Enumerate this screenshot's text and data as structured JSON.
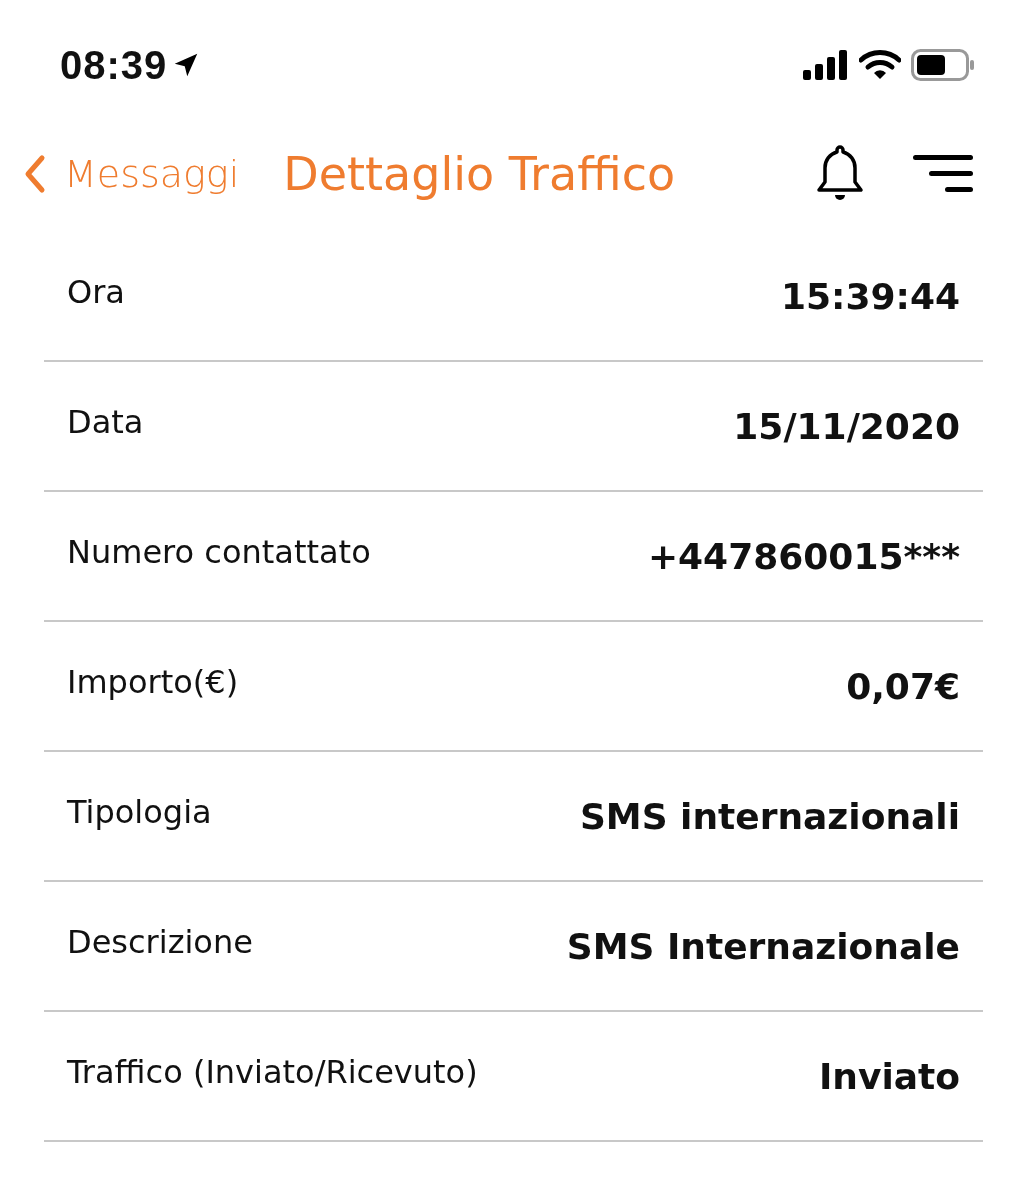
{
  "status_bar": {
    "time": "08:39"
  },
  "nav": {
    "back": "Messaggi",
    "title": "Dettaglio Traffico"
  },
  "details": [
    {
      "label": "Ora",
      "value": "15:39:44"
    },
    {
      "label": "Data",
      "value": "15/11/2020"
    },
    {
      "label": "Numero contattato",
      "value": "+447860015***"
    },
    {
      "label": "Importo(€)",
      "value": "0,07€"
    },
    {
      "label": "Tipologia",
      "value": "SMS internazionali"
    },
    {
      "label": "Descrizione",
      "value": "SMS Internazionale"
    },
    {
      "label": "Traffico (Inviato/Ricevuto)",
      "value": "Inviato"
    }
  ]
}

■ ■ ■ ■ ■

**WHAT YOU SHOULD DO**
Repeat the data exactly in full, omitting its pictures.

**SOLUTION FOR THIS EXERCISE**
Enumerate this screenshot's text and data as structured JSON.
{
  "status_bar": {
    "time": "08:39"
  },
  "nav": {
    "back": "Messaggi",
    "title": "Dettaglio Traffico"
  },
  "details": [
    {
      "label": "Ora",
      "value": "15:39:44"
    },
    {
      "label": "Data",
      "value": "15/11/2020"
    },
    {
      "label": "Numero contattato",
      "value": "+447860015***"
    },
    {
      "label": "Importo(€)",
      "value": "0,07€"
    },
    {
      "label": "Tipologia",
      "value": "SMS internazionali"
    },
    {
      "label": "Descrizione",
      "value": "SMS Internazionale"
    },
    {
      "label": "Traffico (Inviato/Ricevuto)",
      "value": "Inviato"
    }
  ]
}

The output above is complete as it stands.